### INPUT RECORDS ###

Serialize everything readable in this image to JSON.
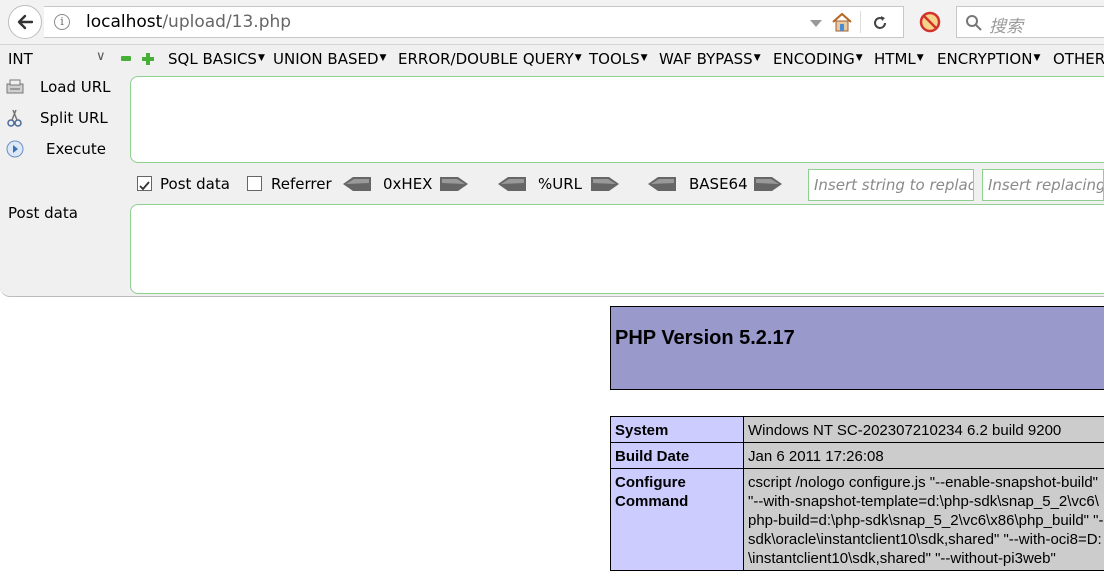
{
  "browser": {
    "url_host": "localhost",
    "url_path": "/upload/13.php",
    "search_placeholder": "搜索"
  },
  "hackbar": {
    "int_select": "INT",
    "menu": [
      {
        "label": "SQL BASICS"
      },
      {
        "label": "UNION BASED"
      },
      {
        "label": "ERROR/DOUBLE QUERY"
      },
      {
        "label": "TOOLS"
      },
      {
        "label": "WAF BYPASS"
      },
      {
        "label": "ENCODING"
      },
      {
        "label": "HTML"
      },
      {
        "label": "ENCRYPTION"
      },
      {
        "label": "OTHER"
      }
    ],
    "load_url": "Load URL",
    "split_url": "Split URL",
    "execute": "Execute",
    "post_data_check": "Post data",
    "referrer_check": "Referrer",
    "hex_label": "0xHEX",
    "url_label": "%URL",
    "base64_label": "BASE64",
    "replace_placeholder": "Insert string to replace",
    "replacing_placeholder": "Insert replacing",
    "post_data_label": "Post data",
    "post_data_checked": true,
    "referrer_checked": false
  },
  "phpinfo": {
    "title": "PHP Version 5.2.17",
    "rows": [
      {
        "key": "System",
        "value": "Windows NT SC-202307210234 6.2 build 9200"
      },
      {
        "key": "Build Date",
        "value": "Jan 6 2011 17:26:08"
      },
      {
        "key_lines": [
          "Configure",
          "Command"
        ],
        "value_lines": [
          "cscript /nologo configure.js \"--enable-snapshot-build\"",
          "\"--with-snapshot-template=d:\\php-sdk\\snap_5_2\\vc6\\",
          "php-build=d:\\php-sdk\\snap_5_2\\vc6\\x86\\php_build\" \"-",
          "sdk\\oracle\\instantclient10\\sdk,shared\" \"--with-oci8=D:",
          "\\instantclient10\\sdk,shared\" \"--without-pi3web\""
        ]
      }
    ]
  }
}
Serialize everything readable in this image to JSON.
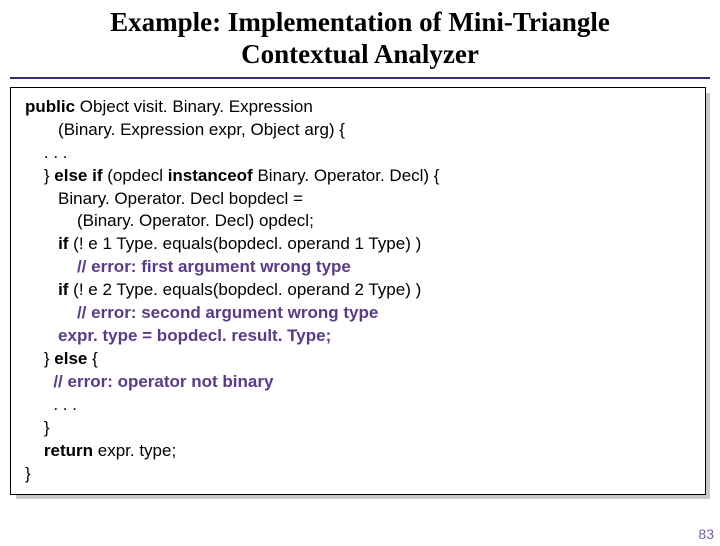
{
  "title_line1": "Example: Implementation of Mini-Triangle",
  "title_line2": "Contextual Analyzer",
  "code": {
    "l1a": "public ",
    "l1b": "Object visit. Binary. Expression",
    "l2": "       (Binary. Expression expr, Object arg) {",
    "l3": "    . . .",
    "l4a": "    } ",
    "l4b": "else if ",
    "l4c": "(opdecl ",
    "l4d": "instanceof ",
    "l4e": "Binary. Operator. Decl) {",
    "l5": "       Binary. Operator. Decl bopdecl =",
    "l6": "           (Binary. Operator. Decl) opdecl;",
    "l7a": "       ",
    "l7b": "if ",
    "l7c": "(! e 1 Type. equals(bopdecl. operand 1 Type) )",
    "l8": "           // error: first argument wrong type",
    "l9a": "       ",
    "l9b": "if ",
    "l9c": "(! e 2 Type. equals(bopdecl. operand 2 Type) )",
    "l10": "           // error: second argument wrong type",
    "l11": "       expr. type = bopdecl. result. Type;",
    "l12a": "    } ",
    "l12b": "else ",
    "l12c": "{",
    "l13": "      // error: operator not binary",
    "l14": "      . . .",
    "l15": "    }",
    "l16a": "    ",
    "l16b": "return ",
    "l16c": "expr. type;",
    "l17": "}"
  },
  "page_number": "83"
}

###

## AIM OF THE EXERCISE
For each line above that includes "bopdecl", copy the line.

## SOLUTION TO THIS TASK
    "l5": "       Binary. Operator. Decl bopdecl =",
    "l7c": "(! e 1 Type. equals(bopdecl. operand 1 Type) )",
    "l9c": "(! e 2 Type. equals(bopdecl. operand 2 Type) )",
    "l11": "       expr. type = bopdecl. result. Type;",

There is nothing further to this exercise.